» **Requirement**:
An exact copy of every record below is required, with the pictures left out.

=-=-=-=-=

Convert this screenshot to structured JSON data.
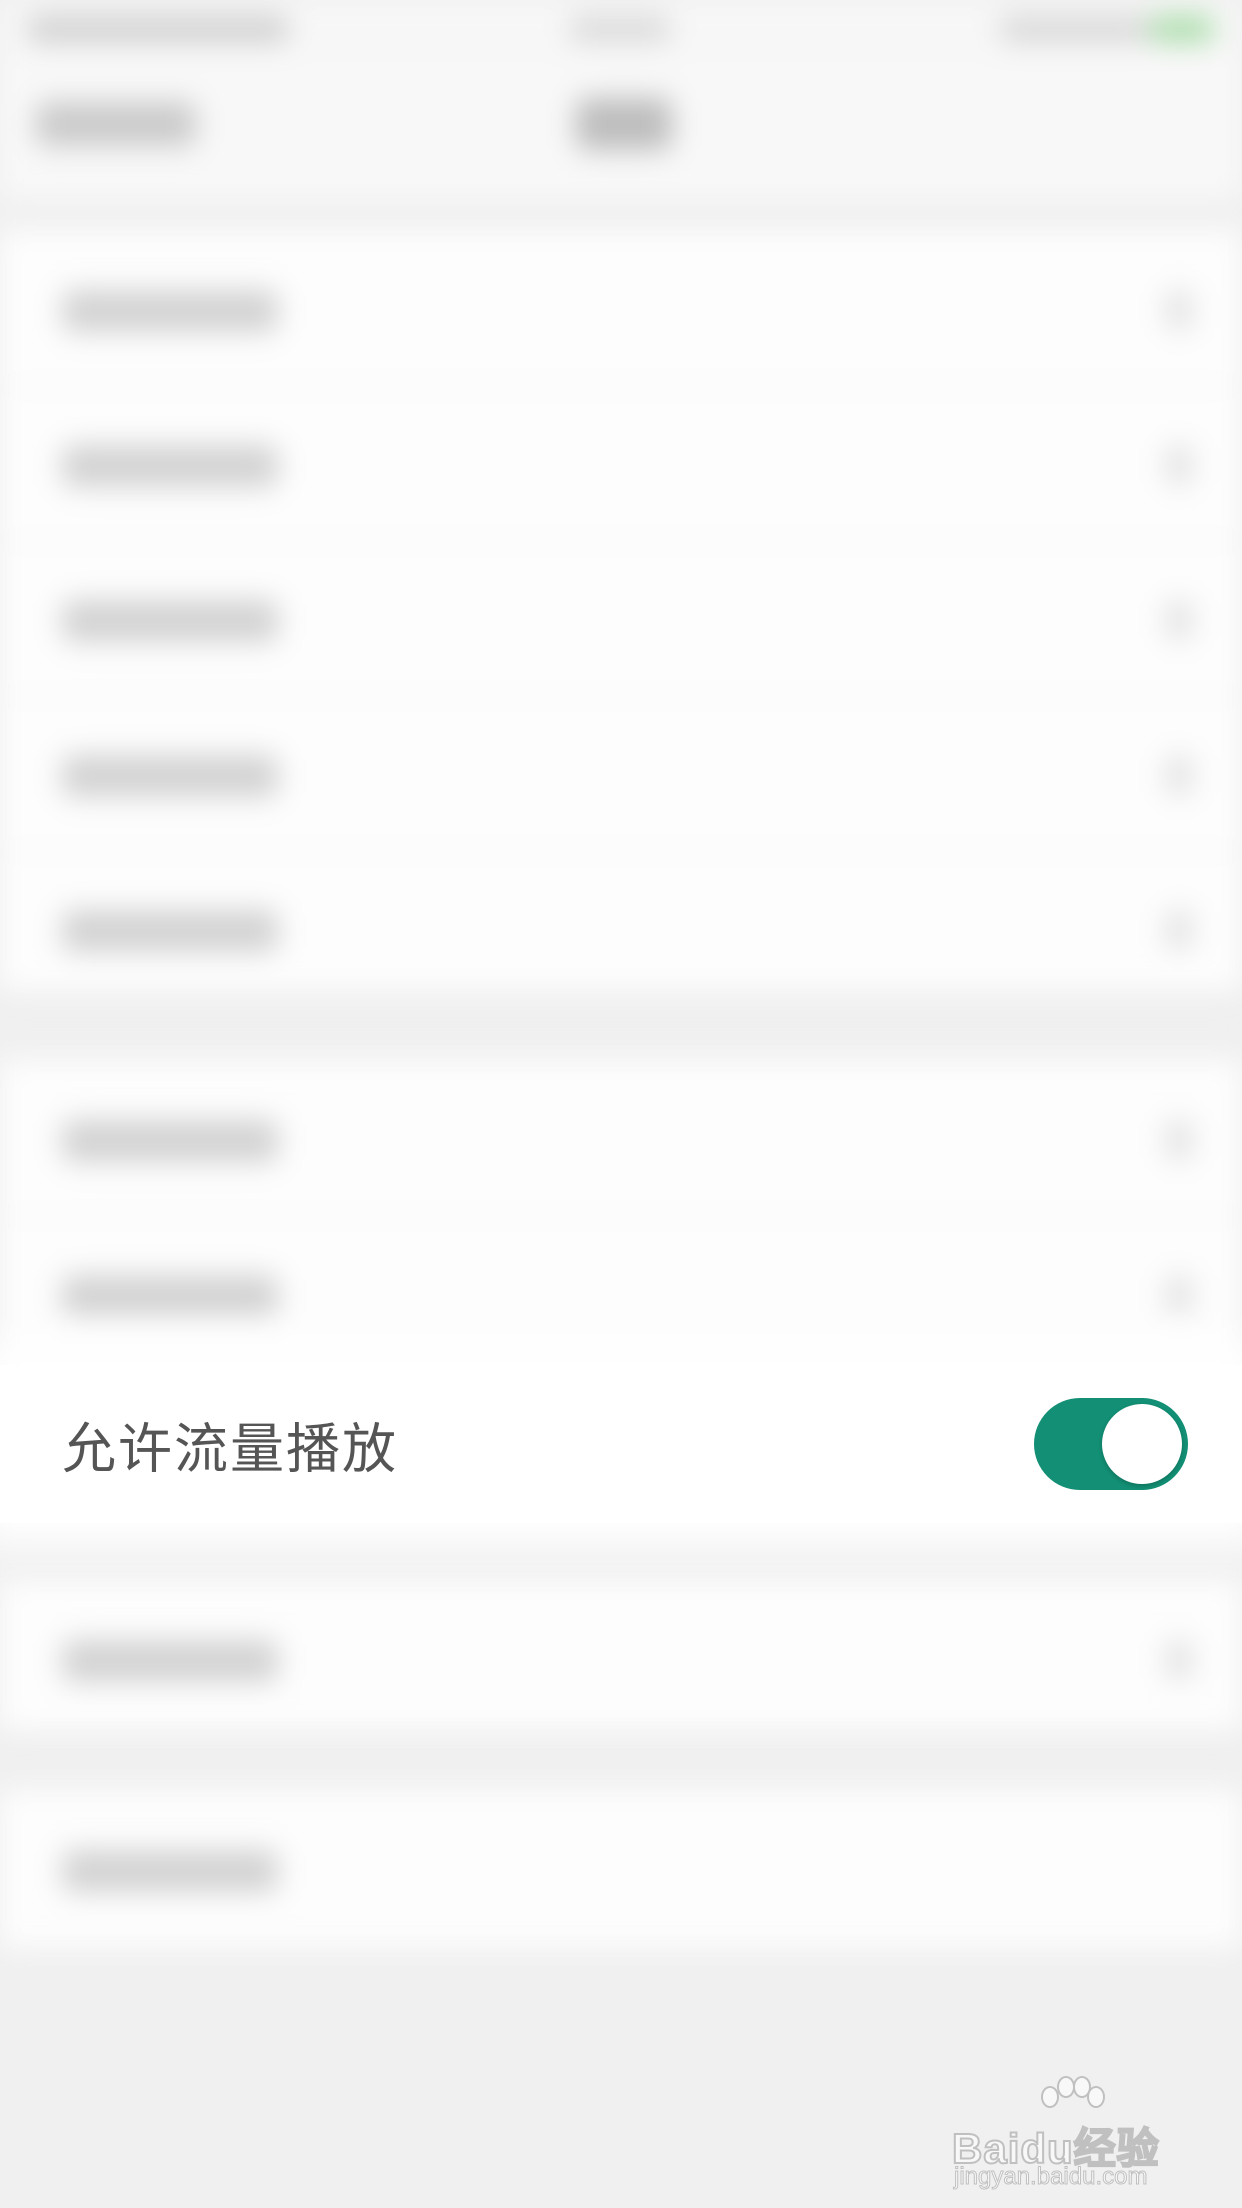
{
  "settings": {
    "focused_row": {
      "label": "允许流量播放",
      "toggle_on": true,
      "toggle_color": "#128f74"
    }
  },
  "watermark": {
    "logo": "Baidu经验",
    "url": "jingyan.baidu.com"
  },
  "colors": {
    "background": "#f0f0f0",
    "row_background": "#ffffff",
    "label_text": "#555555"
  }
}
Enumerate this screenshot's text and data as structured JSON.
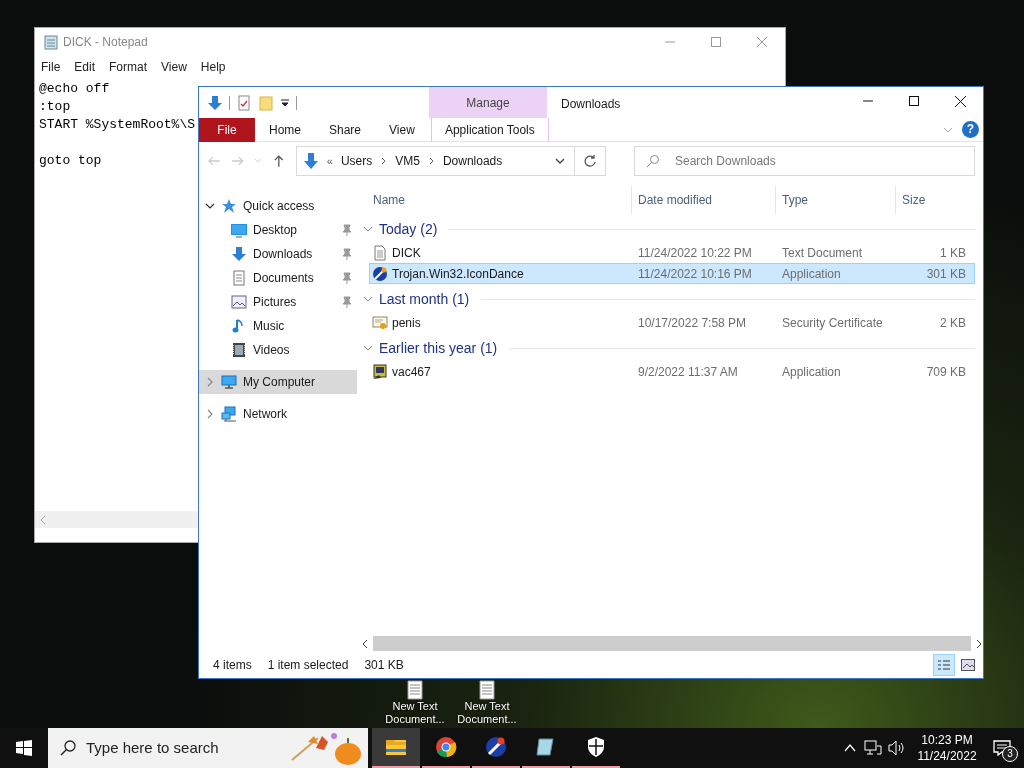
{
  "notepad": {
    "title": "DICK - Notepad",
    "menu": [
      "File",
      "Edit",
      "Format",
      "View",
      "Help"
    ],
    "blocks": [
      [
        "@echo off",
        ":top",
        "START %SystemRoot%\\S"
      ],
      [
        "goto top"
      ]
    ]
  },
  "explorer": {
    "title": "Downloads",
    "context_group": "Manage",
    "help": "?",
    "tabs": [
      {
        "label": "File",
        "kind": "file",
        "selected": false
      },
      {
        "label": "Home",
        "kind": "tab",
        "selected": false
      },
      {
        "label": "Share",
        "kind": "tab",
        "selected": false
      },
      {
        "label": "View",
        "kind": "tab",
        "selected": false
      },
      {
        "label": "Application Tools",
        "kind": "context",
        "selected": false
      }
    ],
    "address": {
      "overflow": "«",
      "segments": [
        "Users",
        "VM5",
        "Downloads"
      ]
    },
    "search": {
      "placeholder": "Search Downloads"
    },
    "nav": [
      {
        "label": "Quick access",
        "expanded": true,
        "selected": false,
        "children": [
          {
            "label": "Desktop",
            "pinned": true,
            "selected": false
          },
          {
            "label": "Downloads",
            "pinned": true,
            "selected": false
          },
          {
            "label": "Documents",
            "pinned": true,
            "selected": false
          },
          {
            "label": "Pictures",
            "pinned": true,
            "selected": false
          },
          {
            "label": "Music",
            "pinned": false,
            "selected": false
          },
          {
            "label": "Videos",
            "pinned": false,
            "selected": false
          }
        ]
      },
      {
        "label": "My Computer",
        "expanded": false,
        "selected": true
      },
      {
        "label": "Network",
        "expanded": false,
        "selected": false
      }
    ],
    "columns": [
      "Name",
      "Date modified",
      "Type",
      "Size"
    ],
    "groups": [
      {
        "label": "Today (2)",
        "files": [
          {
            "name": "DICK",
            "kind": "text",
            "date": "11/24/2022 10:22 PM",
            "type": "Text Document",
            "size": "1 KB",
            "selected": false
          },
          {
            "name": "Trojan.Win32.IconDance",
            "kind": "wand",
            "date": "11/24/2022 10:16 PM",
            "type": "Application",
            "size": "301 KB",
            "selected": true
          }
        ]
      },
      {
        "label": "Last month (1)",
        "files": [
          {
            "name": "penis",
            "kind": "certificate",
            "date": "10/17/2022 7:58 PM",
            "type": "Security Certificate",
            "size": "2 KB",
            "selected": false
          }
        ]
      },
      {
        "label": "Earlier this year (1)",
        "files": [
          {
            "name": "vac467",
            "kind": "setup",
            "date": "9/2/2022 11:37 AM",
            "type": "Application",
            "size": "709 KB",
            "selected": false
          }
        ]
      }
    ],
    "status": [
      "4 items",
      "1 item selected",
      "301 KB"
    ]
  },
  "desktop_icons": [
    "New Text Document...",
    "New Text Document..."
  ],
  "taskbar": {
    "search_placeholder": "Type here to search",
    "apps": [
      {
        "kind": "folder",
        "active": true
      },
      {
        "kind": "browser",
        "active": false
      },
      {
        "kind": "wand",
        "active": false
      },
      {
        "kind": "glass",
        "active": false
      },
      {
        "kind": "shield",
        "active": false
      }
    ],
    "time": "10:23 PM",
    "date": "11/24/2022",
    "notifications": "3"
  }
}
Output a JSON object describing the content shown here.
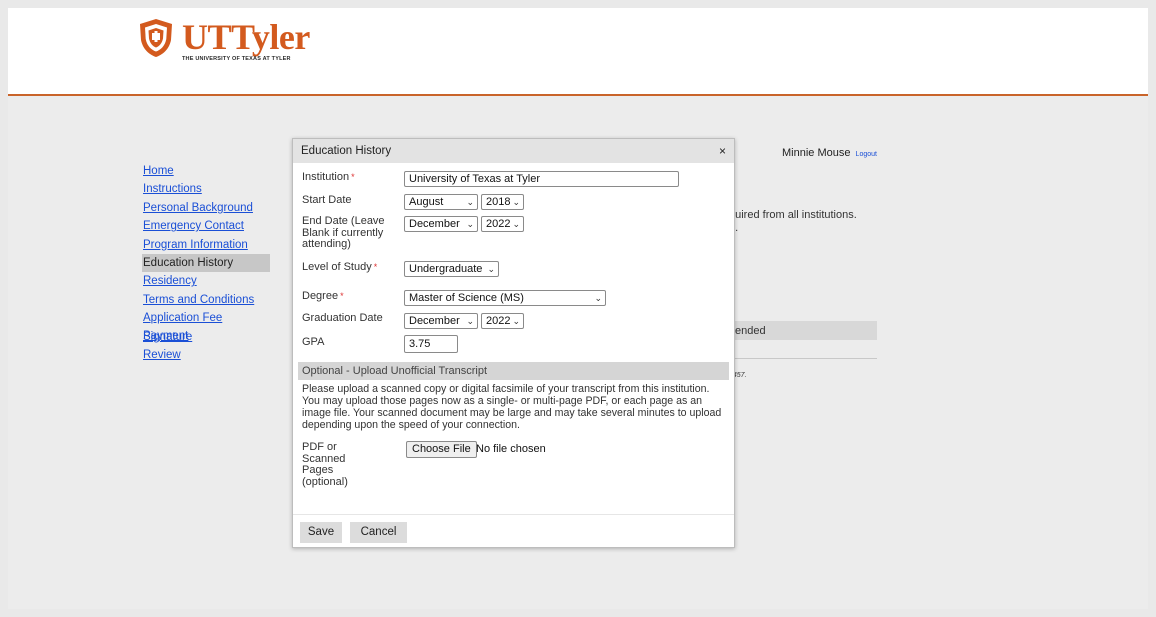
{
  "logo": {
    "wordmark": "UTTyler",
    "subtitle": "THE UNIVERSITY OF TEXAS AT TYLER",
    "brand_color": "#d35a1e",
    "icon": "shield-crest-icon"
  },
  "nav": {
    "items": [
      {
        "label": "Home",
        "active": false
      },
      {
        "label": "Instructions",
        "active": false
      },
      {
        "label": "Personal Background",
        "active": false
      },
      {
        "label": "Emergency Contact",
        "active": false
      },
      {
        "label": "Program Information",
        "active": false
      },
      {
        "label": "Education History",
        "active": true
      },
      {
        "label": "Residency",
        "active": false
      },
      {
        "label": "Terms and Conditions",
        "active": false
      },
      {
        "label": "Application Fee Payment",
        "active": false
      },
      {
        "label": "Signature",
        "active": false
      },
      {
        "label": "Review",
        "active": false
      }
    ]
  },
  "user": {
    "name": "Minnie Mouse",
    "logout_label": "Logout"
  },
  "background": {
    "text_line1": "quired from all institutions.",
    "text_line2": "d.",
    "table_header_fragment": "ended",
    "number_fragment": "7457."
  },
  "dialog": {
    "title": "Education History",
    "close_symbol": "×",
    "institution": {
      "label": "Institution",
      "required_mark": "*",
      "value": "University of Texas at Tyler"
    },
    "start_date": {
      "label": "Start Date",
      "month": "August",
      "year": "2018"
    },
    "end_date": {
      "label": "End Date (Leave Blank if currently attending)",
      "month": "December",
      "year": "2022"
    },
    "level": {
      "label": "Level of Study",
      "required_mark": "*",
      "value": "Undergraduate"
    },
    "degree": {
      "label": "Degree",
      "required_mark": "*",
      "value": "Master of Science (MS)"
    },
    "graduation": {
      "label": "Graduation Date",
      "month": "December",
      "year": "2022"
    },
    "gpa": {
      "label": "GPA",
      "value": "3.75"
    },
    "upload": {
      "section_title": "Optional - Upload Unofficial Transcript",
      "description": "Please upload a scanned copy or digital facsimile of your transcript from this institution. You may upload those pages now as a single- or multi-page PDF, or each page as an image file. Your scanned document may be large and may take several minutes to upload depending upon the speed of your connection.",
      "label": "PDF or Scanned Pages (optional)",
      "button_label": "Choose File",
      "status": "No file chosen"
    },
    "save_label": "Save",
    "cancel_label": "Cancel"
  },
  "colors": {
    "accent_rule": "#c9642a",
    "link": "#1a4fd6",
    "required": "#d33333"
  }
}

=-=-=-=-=

» **Solution**:
Convert this screenshot to structured JSON data.
{
  "settings": {
    "focused_row": {
      "label": "允许流量播放",
      "toggle_on": true,
      "toggle_color": "#128f74"
    }
  },
  "watermark": {
    "logo": "Baidu经验",
    "url": "jingyan.baidu.com"
  },
  "colors": {
    "background": "#f0f0f0",
    "row_background": "#ffffff",
    "label_text": "#555555"
  }
}
Enumerate this screenshot's text and data as structured JSON.
{
  "notepad": {
    "title": "DICK - Notepad",
    "menu": [
      "File",
      "Edit",
      "Format",
      "View",
      "Help"
    ],
    "blocks": [
      [
        "@echo off",
        ":top",
        "START %SystemRoot%\\S"
      ],
      [
        "goto top"
      ]
    ]
  },
  "explorer": {
    "title": "Downloads",
    "context_group": "Manage",
    "help": "?",
    "tabs": [
      {
        "label": "File",
        "kind": "file",
        "selected": false
      },
      {
        "label": "Home",
        "kind": "tab",
        "selected": false
      },
      {
        "label": "Share",
        "kind": "tab",
        "selected": false
      },
      {
        "label": "View",
        "kind": "tab",
        "selected": false
      },
      {
        "label": "Application Tools",
        "kind": "context",
        "selected": false
      }
    ],
    "address": {
      "overflow": "«",
      "segments": [
        "Users",
        "VM5",
        "Downloads"
      ]
    },
    "search": {
      "placeholder": "Search Downloads"
    },
    "nav": [
      {
        "label": "Quick access",
        "expanded": true,
        "selected": false,
        "children": [
          {
            "label": "Desktop",
            "pinned": true,
            "selected": false
          },
          {
            "label": "Downloads",
            "pinned": true,
            "selected": false
          },
          {
            "label": "Documents",
            "pinned": true,
            "selected": false
          },
          {
            "label": "Pictures",
            "pinned": true,
            "selected": false
          },
          {
            "label": "Music",
            "pinned": false,
            "selected": false
          },
          {
            "label": "Videos",
            "pinned": false,
            "selected": false
          }
        ]
      },
      {
        "label": "My Computer",
        "expanded": false,
        "selected": true
      },
      {
        "label": "Network",
        "expanded": false,
        "selected": false
      }
    ],
    "columns": [
      "Name",
      "Date modified",
      "Type",
      "Size"
    ],
    "groups": [
      {
        "label": "Today (2)",
        "files": [
          {
            "name": "DICK",
            "kind": "text",
            "date": "11/24/2022 10:22 PM",
            "type": "Text Document",
            "size": "1 KB",
            "selected": false
          },
          {
            "name": "Trojan.Win32.IconDance",
            "kind": "wand",
            "date": "11/24/2022 10:16 PM",
            "type": "Application",
            "size": "301 KB",
            "selected": true
          }
        ]
      },
      {
        "label": "Last month (1)",
        "files": [
          {
            "name": "penis",
            "kind": "certificate",
            "date": "10/17/2022 7:58 PM",
            "type": "Security Certificate",
            "size": "2 KB",
            "selected": false
          }
        ]
      },
      {
        "label": "Earlier this year (1)",
        "files": [
          {
            "name": "vac467",
            "kind": "setup",
            "date": "9/2/2022 11:37 AM",
            "type": "Application",
            "size": "709 KB",
            "selected": false
          }
        ]
      }
    ],
    "status": [
      "4 items",
      "1 item selected",
      "301 KB"
    ]
  },
  "desktop_icons": [
    "New Text Document...",
    "New Text Document..."
  ],
  "taskbar": {
    "search_placeholder": "Type here to search",
    "apps": [
      {
        "kind": "folder",
        "active": true
      },
      {
        "kind": "browser",
        "active": false
      },
      {
        "kind": "wand",
        "active": false
      },
      {
        "kind": "glass",
        "active": false
      },
      {
        "kind": "shield",
        "active": false
      }
    ],
    "time": "10:23 PM",
    "date": "11/24/2022",
    "notifications": "3"
  }
}
Output a JSON object describing the content shown here.
{
  "logo": {
    "wordmark": "UTTyler",
    "subtitle": "THE UNIVERSITY OF TEXAS AT TYLER",
    "brand_color": "#d35a1e",
    "icon": "shield-crest-icon"
  },
  "nav": {
    "items": [
      {
        "label": "Home",
        "active": false
      },
      {
        "label": "Instructions",
        "active": false
      },
      {
        "label": "Personal Background",
        "active": false
      },
      {
        "label": "Emergency Contact",
        "active": false
      },
      {
        "label": "Program Information",
        "active": false
      },
      {
        "label": "Education History",
        "active": true
      },
      {
        "label": "Residency",
        "active": false
      },
      {
        "label": "Terms and Conditions",
        "active": false
      },
      {
        "label": "Application Fee Payment",
        "active": false
      },
      {
        "label": "Signature",
        "active": false
      },
      {
        "label": "Review",
        "active": false
      }
    ]
  },
  "user": {
    "name": "Minnie Mouse",
    "logout_label": "Logout"
  },
  "background": {
    "text_line1": "quired from all institutions.",
    "text_line2": "d.",
    "table_header_fragment": "ended",
    "number_fragment": "7457."
  },
  "dialog": {
    "title": "Education History",
    "close_symbol": "×",
    "institution": {
      "label": "Institution",
      "required_mark": "*",
      "value": "University of Texas at Tyler"
    },
    "start_date": {
      "label": "Start Date",
      "month": "August",
      "year": "2018"
    },
    "end_date": {
      "label": "End Date (Leave Blank if currently attending)",
      "month": "December",
      "year": "2022"
    },
    "level": {
      "label": "Level of Study",
      "required_mark": "*",
      "value": "Undergraduate"
    },
    "degree": {
      "label": "Degree",
      "required_mark": "*",
      "value": "Master of Science (MS)"
    },
    "graduation": {
      "label": "Graduation Date",
      "month": "December",
      "year": "2022"
    },
    "gpa": {
      "label": "GPA",
      "value": "3.75"
    },
    "upload": {
      "section_title": "Optional - Upload Unofficial Transcript",
      "description": "Please upload a scanned copy or digital facsimile of your transcript from this institution. You may upload those pages now as a single- or multi-page PDF, or each page as an image file. Your scanned document may be large and may take several minutes to upload depending upon the speed of your connection.",
      "label": "PDF or Scanned Pages (optional)",
      "button_label": "Choose File",
      "status": "No file chosen"
    },
    "save_label": "Save",
    "cancel_label": "Cancel"
  },
  "colors": {
    "accent_rule": "#c9642a",
    "link": "#1a4fd6",
    "required": "#d33333"
  }
}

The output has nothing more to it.